• [Work instruction]: The reply should repeat all of the data word for word, with no pictures.

======== Data records ========

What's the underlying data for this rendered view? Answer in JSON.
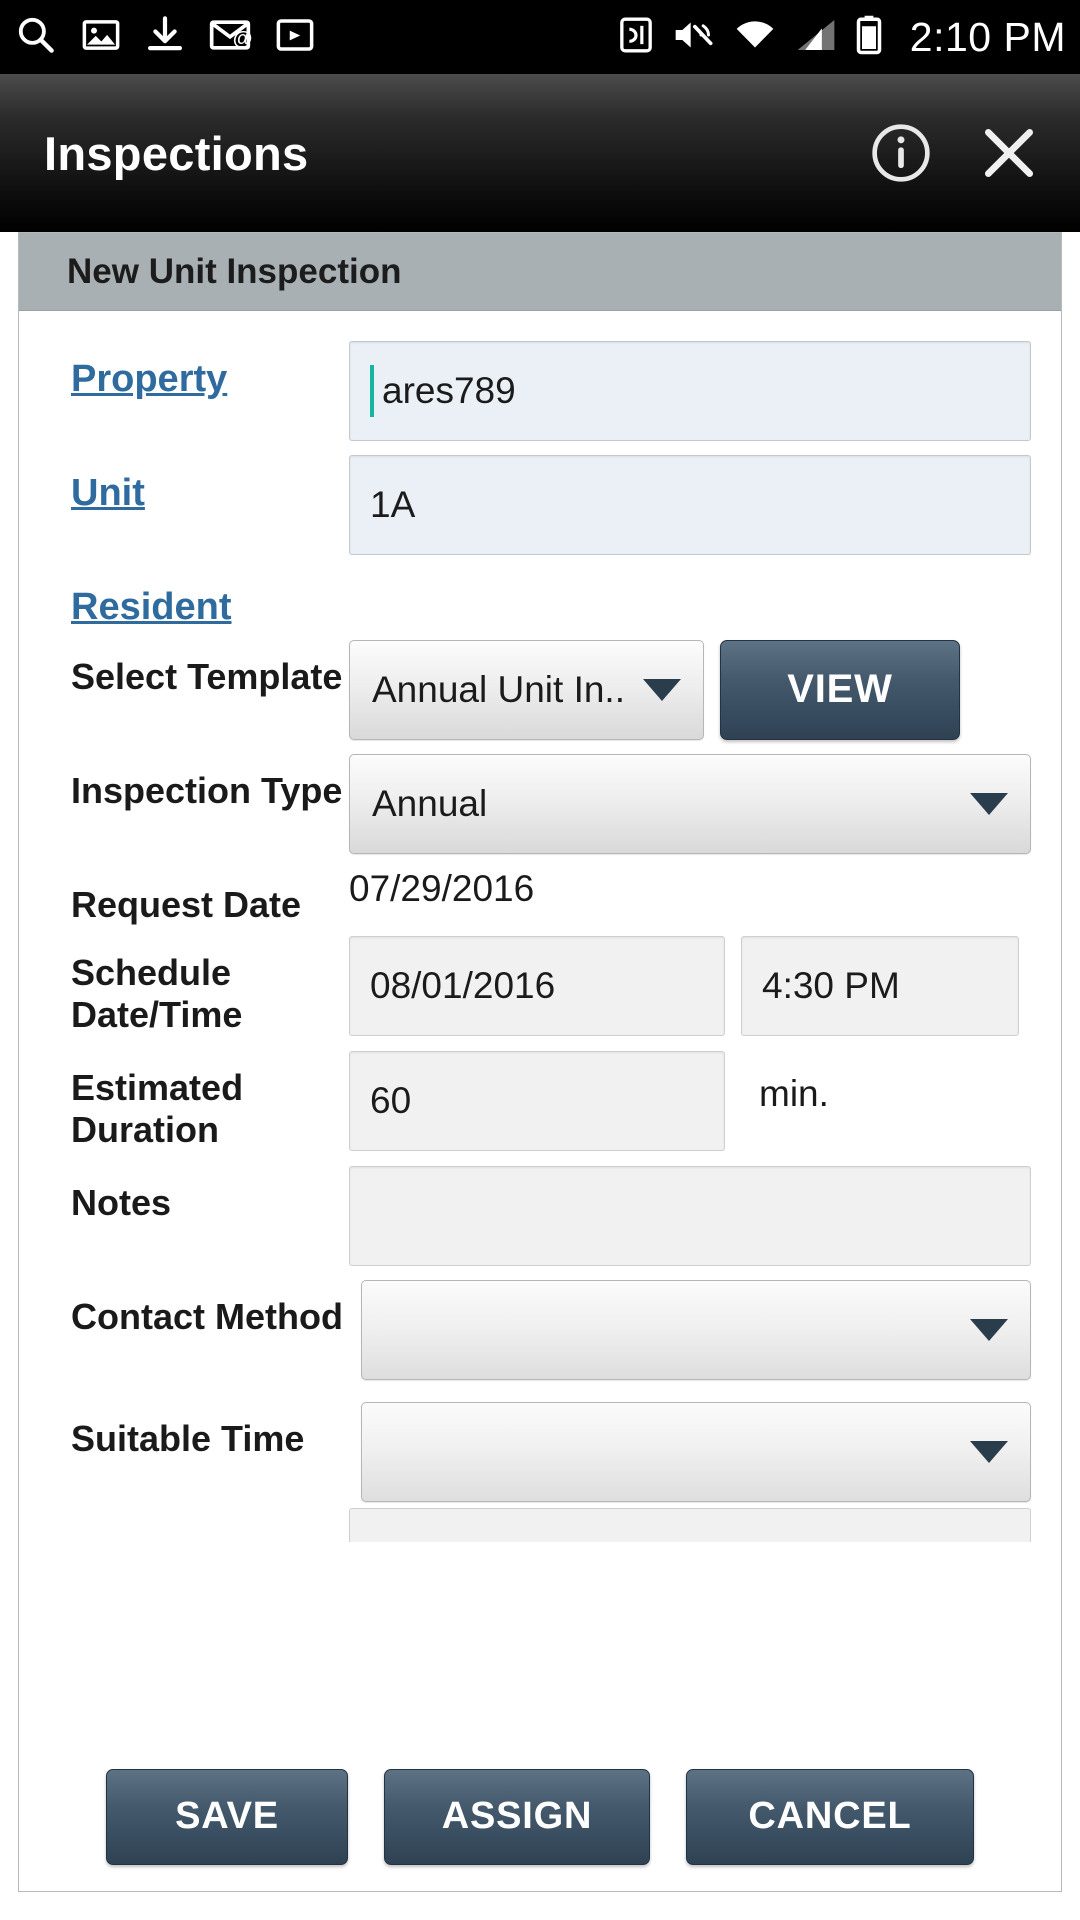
{
  "status_bar": {
    "icons_left": [
      "search-icon",
      "photo-icon",
      "download-icon",
      "email-icon",
      "app-install-icon"
    ],
    "icons_right": [
      "nfc-icon",
      "mute-icon",
      "wifi-icon",
      "signal-icon",
      "battery-icon"
    ],
    "time": "2:10 PM"
  },
  "title_bar": {
    "title": "Inspections",
    "info_icon": "info-icon",
    "close_icon": "close-icon"
  },
  "panel": {
    "header": "New Unit Inspection"
  },
  "form": {
    "property": {
      "label": "Property",
      "value": "ares789",
      "placeholder": ""
    },
    "unit": {
      "label": "Unit",
      "value": "1A",
      "placeholder": ""
    },
    "resident": {
      "label": "Resident"
    },
    "select_template": {
      "label": "Select Template",
      "value": "Annual Unit In..",
      "view_button": "VIEW"
    },
    "inspection_type": {
      "label": "Inspection Type",
      "value": "Annual"
    },
    "request_date": {
      "label": "Request Date",
      "value": "07/29/2016"
    },
    "schedule": {
      "label": "Schedule Date/Time",
      "date": "08/01/2016",
      "time": "4:30 PM"
    },
    "duration": {
      "label": "Estimated Duration",
      "value": "60",
      "unit": "min."
    },
    "notes": {
      "label": "Notes",
      "value": "",
      "placeholder": ""
    },
    "contact_method": {
      "label": "Contact Method",
      "value": ""
    },
    "suitable_time": {
      "label": "Suitable Time",
      "value": ""
    }
  },
  "buttons": {
    "save": "SAVE",
    "assign": "ASSIGN",
    "cancel": "CANCEL"
  },
  "colors": {
    "link": "#2f6b9e",
    "button": "#44596c",
    "header_bar": "#a9b0b4",
    "input_focus_bg": "#eaf0f5",
    "caret": "#15b5a0"
  }
}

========

• [Response for this exercise]:
What's the underlying data for this rendered view? Answer in JSON.
{
  "status_bar": {
    "icons_left": [
      "search-icon",
      "photo-icon",
      "download-icon",
      "email-icon",
      "app-install-icon"
    ],
    "icons_right": [
      "nfc-icon",
      "mute-icon",
      "wifi-icon",
      "signal-icon",
      "battery-icon"
    ],
    "time": "2:10 PM"
  },
  "title_bar": {
    "title": "Inspections",
    "info_icon": "info-icon",
    "close_icon": "close-icon"
  },
  "panel": {
    "header": "New Unit Inspection"
  },
  "form": {
    "property": {
      "label": "Property",
      "value": "ares789",
      "placeholder": ""
    },
    "unit": {
      "label": "Unit",
      "value": "1A",
      "placeholder": ""
    },
    "resident": {
      "label": "Resident"
    },
    "select_template": {
      "label": "Select Template",
      "value": "Annual Unit In..",
      "view_button": "VIEW"
    },
    "inspection_type": {
      "label": "Inspection Type",
      "value": "Annual"
    },
    "request_date": {
      "label": "Request Date",
      "value": "07/29/2016"
    },
    "schedule": {
      "label": "Schedule Date/Time",
      "date": "08/01/2016",
      "time": "4:30 PM"
    },
    "duration": {
      "label": "Estimated Duration",
      "value": "60",
      "unit": "min."
    },
    "notes": {
      "label": "Notes",
      "value": "",
      "placeholder": ""
    },
    "contact_method": {
      "label": "Contact Method",
      "value": ""
    },
    "suitable_time": {
      "label": "Suitable Time",
      "value": ""
    }
  },
  "buttons": {
    "save": "SAVE",
    "assign": "ASSIGN",
    "cancel": "CANCEL"
  },
  "colors": {
    "link": "#2f6b9e",
    "button": "#44596c",
    "header_bar": "#a9b0b4",
    "input_focus_bg": "#eaf0f5",
    "caret": "#15b5a0"
  }
}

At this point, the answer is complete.